# INSTRUCTIONS FOR THE TASK
In full and exactly, reproduce the entries below, but omit the pictures.

Collected data entries
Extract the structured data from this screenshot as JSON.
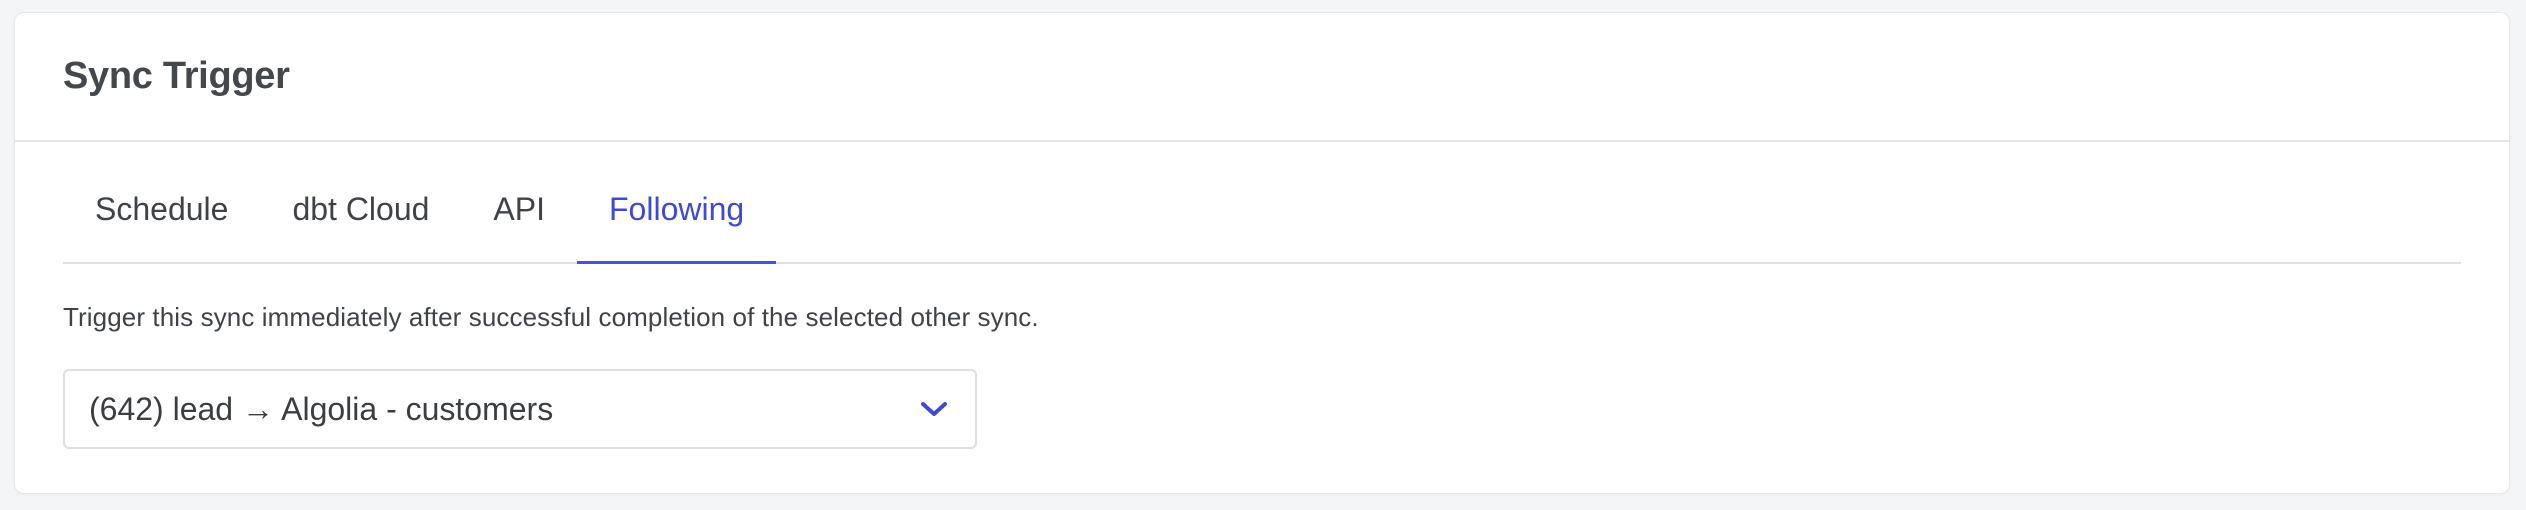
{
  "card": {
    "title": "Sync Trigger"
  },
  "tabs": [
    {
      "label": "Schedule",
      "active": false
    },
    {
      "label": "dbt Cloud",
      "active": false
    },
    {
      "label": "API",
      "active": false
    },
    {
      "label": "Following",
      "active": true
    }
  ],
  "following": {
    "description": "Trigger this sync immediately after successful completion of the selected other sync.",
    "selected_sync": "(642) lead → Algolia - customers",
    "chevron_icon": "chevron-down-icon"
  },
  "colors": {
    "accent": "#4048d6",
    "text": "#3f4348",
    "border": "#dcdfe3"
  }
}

# SOLUTION FOR THIS EXERCISE
Extract the structured data from this screenshot as JSON.
{
  "card": {
    "title": "Sync Trigger"
  },
  "tabs": [
    {
      "label": "Schedule",
      "active": false
    },
    {
      "label": "dbt Cloud",
      "active": false
    },
    {
      "label": "API",
      "active": false
    },
    {
      "label": "Following",
      "active": true
    }
  ],
  "following": {
    "description": "Trigger this sync immediately after successful completion of the selected other sync.",
    "selected_sync": "(642) lead → Algolia - customers",
    "chevron_icon": "chevron-down-icon"
  },
  "colors": {
    "accent": "#4048d6",
    "text": "#3f4348",
    "border": "#dcdfe3"
  }
}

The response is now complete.